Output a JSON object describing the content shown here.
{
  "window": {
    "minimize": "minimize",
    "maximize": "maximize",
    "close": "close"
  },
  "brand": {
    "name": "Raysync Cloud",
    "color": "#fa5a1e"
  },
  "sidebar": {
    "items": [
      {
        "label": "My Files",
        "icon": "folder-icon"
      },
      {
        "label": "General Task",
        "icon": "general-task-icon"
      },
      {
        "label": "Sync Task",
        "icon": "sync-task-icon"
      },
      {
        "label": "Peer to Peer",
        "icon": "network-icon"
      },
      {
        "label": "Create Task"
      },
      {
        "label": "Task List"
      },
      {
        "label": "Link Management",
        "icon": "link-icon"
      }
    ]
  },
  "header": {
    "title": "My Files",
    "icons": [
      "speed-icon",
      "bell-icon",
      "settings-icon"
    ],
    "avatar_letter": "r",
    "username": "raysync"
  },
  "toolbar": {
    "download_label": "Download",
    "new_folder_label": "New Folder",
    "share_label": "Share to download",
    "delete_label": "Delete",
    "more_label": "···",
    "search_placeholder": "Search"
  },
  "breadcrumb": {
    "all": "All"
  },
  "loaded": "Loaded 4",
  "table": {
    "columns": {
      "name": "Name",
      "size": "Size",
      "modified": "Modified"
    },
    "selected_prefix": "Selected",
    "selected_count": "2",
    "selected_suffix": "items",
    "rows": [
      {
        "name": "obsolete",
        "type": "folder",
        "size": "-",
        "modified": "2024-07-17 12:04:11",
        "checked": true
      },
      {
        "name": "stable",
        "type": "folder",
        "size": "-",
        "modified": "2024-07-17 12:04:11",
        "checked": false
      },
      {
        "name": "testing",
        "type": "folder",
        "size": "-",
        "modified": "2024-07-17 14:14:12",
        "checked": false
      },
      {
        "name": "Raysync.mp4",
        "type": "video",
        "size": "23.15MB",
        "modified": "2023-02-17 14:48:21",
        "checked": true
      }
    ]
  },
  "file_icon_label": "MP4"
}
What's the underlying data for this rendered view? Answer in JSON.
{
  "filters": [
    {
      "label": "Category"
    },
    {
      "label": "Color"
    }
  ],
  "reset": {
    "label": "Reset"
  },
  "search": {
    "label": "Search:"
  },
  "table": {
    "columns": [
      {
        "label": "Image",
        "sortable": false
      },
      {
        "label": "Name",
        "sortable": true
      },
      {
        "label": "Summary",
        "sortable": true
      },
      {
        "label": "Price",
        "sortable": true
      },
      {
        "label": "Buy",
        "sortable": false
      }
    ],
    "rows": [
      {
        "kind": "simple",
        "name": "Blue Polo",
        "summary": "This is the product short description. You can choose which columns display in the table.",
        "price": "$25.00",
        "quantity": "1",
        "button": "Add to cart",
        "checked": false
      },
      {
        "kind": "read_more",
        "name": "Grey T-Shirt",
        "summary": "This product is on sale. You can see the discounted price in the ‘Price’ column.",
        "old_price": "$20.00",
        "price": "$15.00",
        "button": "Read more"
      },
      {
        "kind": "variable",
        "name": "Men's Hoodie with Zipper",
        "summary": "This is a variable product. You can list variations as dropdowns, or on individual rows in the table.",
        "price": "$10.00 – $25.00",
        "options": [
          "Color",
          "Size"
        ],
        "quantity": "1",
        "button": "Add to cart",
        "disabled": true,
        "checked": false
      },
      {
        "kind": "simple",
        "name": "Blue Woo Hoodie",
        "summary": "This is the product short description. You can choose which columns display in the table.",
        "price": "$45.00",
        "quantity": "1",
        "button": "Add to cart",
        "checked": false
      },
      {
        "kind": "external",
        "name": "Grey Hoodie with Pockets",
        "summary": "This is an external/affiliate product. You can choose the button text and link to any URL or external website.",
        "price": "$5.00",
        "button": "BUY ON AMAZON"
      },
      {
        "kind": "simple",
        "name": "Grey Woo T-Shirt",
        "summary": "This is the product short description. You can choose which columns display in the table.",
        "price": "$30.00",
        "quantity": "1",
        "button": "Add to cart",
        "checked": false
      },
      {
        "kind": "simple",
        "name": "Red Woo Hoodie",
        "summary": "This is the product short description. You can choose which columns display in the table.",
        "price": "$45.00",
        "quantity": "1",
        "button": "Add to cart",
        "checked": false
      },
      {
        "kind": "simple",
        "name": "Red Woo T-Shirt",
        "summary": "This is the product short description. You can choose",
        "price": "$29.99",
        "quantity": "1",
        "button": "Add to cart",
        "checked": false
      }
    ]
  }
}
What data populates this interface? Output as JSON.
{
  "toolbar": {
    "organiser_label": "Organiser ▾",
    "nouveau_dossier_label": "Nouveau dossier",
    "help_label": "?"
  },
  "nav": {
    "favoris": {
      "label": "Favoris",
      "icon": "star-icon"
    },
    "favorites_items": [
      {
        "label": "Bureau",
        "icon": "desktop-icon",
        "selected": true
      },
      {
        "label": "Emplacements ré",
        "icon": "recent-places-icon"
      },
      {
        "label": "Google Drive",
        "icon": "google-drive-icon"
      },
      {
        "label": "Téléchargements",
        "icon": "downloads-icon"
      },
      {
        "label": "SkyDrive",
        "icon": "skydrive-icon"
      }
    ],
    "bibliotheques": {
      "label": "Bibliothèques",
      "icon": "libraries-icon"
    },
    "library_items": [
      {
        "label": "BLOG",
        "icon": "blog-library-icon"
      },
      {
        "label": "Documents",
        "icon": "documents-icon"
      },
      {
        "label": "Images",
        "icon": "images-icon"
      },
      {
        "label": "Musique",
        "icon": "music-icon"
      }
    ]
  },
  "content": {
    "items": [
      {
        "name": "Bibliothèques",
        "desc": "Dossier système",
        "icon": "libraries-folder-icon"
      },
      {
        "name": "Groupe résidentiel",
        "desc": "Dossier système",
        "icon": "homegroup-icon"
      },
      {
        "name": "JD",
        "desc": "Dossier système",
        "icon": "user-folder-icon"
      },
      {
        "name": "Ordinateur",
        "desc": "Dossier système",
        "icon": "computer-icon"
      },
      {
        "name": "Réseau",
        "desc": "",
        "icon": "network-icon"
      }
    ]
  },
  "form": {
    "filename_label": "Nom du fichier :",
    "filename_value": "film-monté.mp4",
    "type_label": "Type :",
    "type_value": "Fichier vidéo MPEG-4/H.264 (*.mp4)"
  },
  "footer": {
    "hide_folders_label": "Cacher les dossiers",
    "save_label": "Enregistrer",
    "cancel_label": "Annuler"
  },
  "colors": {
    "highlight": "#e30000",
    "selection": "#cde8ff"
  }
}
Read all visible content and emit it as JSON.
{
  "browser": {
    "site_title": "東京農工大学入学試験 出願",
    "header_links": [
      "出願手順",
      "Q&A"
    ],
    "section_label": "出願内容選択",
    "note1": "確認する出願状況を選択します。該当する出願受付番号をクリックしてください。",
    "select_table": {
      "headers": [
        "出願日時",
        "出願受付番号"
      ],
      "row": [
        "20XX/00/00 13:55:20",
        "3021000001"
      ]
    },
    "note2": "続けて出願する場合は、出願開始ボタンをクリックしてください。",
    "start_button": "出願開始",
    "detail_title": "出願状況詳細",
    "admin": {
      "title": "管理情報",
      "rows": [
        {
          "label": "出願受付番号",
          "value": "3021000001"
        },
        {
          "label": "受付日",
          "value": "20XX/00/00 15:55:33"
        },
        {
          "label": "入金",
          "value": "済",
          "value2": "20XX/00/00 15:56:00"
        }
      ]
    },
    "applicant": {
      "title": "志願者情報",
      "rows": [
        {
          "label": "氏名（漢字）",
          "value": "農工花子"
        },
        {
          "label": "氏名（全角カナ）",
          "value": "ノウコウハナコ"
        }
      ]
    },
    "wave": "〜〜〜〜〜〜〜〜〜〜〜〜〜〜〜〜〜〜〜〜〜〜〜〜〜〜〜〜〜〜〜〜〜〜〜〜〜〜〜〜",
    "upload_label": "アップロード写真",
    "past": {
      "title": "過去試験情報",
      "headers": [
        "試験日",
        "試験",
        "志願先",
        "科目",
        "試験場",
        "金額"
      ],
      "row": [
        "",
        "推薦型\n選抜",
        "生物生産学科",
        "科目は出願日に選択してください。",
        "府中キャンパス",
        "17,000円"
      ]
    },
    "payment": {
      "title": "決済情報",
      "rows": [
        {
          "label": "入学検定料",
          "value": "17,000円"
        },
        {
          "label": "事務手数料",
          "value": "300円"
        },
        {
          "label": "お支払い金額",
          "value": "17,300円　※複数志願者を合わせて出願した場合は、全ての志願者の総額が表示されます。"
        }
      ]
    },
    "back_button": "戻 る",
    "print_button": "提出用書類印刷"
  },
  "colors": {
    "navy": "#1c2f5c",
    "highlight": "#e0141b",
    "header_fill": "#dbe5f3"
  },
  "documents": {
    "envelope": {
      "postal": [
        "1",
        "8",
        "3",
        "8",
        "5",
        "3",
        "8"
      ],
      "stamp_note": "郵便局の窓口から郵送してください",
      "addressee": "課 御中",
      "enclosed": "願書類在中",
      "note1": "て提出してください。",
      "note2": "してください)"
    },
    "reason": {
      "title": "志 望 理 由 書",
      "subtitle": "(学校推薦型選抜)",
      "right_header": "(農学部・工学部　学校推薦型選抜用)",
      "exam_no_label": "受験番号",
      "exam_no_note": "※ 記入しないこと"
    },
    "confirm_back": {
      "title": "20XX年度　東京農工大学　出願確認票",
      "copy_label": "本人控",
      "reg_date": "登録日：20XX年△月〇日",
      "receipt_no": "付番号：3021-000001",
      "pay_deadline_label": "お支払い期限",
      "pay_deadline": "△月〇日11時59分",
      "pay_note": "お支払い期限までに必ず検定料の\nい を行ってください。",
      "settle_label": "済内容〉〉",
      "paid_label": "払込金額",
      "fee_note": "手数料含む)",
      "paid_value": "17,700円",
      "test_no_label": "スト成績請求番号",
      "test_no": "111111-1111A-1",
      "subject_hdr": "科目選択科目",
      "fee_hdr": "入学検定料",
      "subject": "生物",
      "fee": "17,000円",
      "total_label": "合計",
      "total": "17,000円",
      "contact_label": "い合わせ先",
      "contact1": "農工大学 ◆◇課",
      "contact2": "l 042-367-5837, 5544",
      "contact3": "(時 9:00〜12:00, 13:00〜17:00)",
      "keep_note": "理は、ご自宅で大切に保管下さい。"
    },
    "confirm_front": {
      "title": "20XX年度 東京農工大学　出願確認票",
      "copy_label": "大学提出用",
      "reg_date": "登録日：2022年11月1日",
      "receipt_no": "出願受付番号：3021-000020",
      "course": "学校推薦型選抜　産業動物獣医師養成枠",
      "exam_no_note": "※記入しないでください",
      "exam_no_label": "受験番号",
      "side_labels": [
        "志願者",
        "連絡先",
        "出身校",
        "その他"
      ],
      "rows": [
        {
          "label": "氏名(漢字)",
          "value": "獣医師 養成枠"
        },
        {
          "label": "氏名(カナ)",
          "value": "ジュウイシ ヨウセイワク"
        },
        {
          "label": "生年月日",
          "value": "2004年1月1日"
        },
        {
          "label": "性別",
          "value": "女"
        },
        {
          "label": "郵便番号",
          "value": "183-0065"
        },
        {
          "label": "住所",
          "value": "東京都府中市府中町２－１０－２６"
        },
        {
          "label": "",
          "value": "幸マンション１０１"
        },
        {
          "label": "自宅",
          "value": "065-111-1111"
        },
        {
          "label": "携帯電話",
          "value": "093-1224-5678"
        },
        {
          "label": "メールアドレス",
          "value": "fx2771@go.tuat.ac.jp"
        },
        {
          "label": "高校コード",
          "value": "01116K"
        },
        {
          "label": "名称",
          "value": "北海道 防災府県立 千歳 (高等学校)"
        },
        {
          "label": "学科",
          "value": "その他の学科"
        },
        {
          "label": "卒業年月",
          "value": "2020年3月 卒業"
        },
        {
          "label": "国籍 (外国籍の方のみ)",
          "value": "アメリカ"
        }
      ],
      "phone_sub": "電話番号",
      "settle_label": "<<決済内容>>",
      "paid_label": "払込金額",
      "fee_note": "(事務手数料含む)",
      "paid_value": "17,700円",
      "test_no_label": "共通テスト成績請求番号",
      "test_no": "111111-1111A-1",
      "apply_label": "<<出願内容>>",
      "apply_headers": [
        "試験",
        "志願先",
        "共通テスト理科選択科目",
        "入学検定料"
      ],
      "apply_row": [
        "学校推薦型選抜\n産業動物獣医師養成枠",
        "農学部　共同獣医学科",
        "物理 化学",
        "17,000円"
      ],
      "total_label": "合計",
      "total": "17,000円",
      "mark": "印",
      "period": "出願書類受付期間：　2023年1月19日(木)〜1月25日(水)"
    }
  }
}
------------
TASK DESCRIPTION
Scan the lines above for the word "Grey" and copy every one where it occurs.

RESPONSE FOR THIS EXERCISE
        "name": "Grey T-Shirt",
        "name": "Grey Hoodie with Pockets",
        "name": "Grey Woo T-Shirt",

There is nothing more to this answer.